Saturday, July 18, 2009

Moon Man

Some high school kids bought up a batch of mice and let them go in assembly. Many were trampled to death. This little guy escaped and lived for six months at the Stratham SPCA. I adopted him on Halloween, full moon. Hence the name.
He's a pretty old guy now, almost three. So I was happy, just now, when he took a little sun bath and I was able to get some good pictures! He answers to his name, lets me pat him. And he has the most wonderful, petal-like ears.

The Committe To Begin Essential Piano Placement

Painted pianos all over London this summer. Anyone can sit down and play. This is enough to make me buy a ticket to England, pronto. But even better, let's start a campaign to put musical instruments in every town and city!

Friday, July 17, 2009

In the Other Kind of Time by Mark Nepo

by Mark Nepo

Let's journey now
to the other kind of time
where we've known each other
for centuries, beneath our names,
beneath our pain, to the other side
where we can stop to listen
the way fox listen to the night.

Come with me out of the cold
where we can put down the
notions we've been carrying
like torn flags into battle.

We can throw them to the earth
or place them in the earth, and ask,
why these patterns in the first place?
If you want, we can repair them, if
they still seem true. Or we can
sing as they burn.

Come. Let's feel our way
beneath the noise where we
can ask what it means to be alive
and lift our chins from the stream
like deer who've outrun
all the hunters.

Intense blackberry love

My sister, who's from Oregon, laughed at my yard
that by now looks almost like Sleeping Beauty's castle, wreathed and impassible because of thorny rose vines. In my case, it's blackberries.

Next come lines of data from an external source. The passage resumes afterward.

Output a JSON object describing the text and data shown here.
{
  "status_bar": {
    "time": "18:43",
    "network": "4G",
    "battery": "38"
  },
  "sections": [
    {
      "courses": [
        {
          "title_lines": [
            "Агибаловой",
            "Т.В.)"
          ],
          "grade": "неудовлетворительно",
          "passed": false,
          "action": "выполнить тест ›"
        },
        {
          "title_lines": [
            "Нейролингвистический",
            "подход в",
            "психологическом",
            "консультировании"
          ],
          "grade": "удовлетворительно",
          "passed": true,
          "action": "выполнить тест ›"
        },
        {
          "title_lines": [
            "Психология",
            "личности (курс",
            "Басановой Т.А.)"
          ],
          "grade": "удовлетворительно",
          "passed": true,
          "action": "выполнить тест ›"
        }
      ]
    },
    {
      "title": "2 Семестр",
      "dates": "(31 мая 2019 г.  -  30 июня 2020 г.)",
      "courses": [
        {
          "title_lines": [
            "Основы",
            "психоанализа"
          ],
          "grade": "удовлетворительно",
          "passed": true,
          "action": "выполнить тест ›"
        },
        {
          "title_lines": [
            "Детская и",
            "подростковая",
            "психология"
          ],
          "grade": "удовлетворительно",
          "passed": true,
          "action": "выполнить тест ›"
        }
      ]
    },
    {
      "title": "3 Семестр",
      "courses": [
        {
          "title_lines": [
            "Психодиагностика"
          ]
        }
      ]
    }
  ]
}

Kathleen
said, "Every single person I know does everything they can to get the blackberries out of their yard. You do everything to encourage them. . ."
Yes siree Bob I do. For me and the birds. Here is the first ripe berry of July. And one picture down, you can guess what happened.

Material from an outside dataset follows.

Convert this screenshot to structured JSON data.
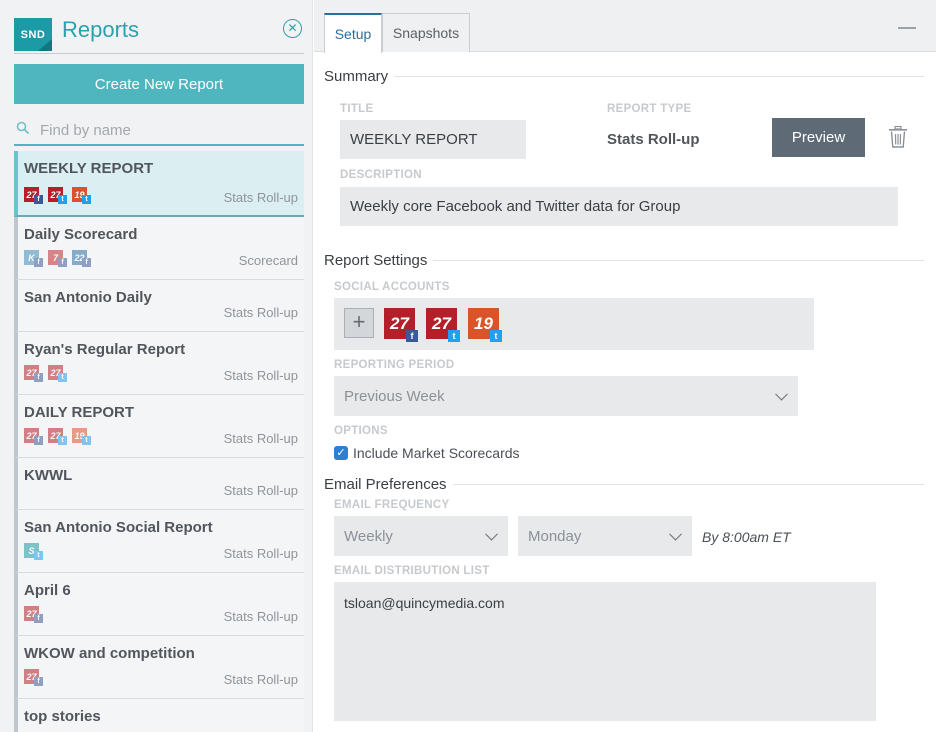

Sunday, July 12, 2009

Capybara Solo

Capybara Ensemble

Watch for Sandra Beasley --Dazzling New Poet

Keep an eye out for poet Sandra Beasley. In this month's issue of Poetry, one of her poems,
Unit of Measure appears. I'll post it here along with a terrific poem called Love Poem for Wednesday. She has one book already published, Theories of Falling
and another book, I Was the Jukebox, due out in April of 2010.

Unit of Measure

All can be measured by the standard of the capybara.
Everyone is lesser than or greater than the capybara.
Everything is taller or shorter than the capybara.
Everything is mistaken for a Brazilian dance craze
more or less frequently than the capybara.
Everyone eats greater or fewer watermelons
than the capybara. Everyone eats more or less bark.
Everyone barks more than or less than the capybara,
who also whistles, clicks, grunts, and emits what is known
as his alarm squeal. Everyone is more or less alarmed
than a capybara, who—because his back legs
are longer than his front legs—feels like
he is going downhill at all times.
Everyone is more or less a master of grasses
than the capybara. Or going by the scientific name,
more or less Hydrochoerus hydrochaeris
or, going by the Greek translation, more or less
water hog
. Everyone is more or less
of a fish than the capybara, defined as the outermost realm
of fishdom by the 16th-century Catholic Church.
Everyone is eaten more or less often for Lent than
the capybara. Shredded, spiced, and served over plantains,
everything tastes more or less like pork
than the capybara. Before you decide that you are
greater than or lesser than a capybara, consider
that while the Brazilian capybara breeds only once a year,
the Venezuelan variety mates continuously.
Consider the last time you mated continuously.
Consider the year of your childhood when you had
exactly as many teeth as the capybara—
twenty—and all yours fell out, and all his
kept growing. Consider how his skin stretches
in only one direction. Accept that you are stretchier
than the capybara. Accept that you have foolishly
distributed your eyes, ears, and nostrils
all over your face. Accept that now you will never be able
to sleep underwater. Accept that the fish
will never gather to your capybara body offering
their soft, finned love. One of us, they say, one of us,
but they will not say it to you.

Love Poem for Wednesday

You’re the day after Tuesday, before eternity.
You’re the day we ran out of tomatoes
and used tiny packets of ketchup instead.

You are salt, no salt, too much salt, a hangover.
You hold the breath of an abandoned cave.
Sometimes you surprise me with your

aurora borealis and I’ll pull over to watch you;
I’ll wait in the dark shivering fields of you.
But mostly, not. My students don’t care for you

or your lessons from the life of a minor god.
Can you hit the high C in our anthem?
Can you bench press a national disaster?

I fear for you, Wednesday. Your papers
are never in order. Your boots track in mud.
You’re the day I realized I didn’t even like him,

and the day I still said yes, yes, yes.
Sometimes I think you and I should elope,
and leave this house of cards to shuffle itself.

You are love, no love, too much love, a cuckold.
You are the loneliest of the three bears, hoping
to come home and find someone in your bed.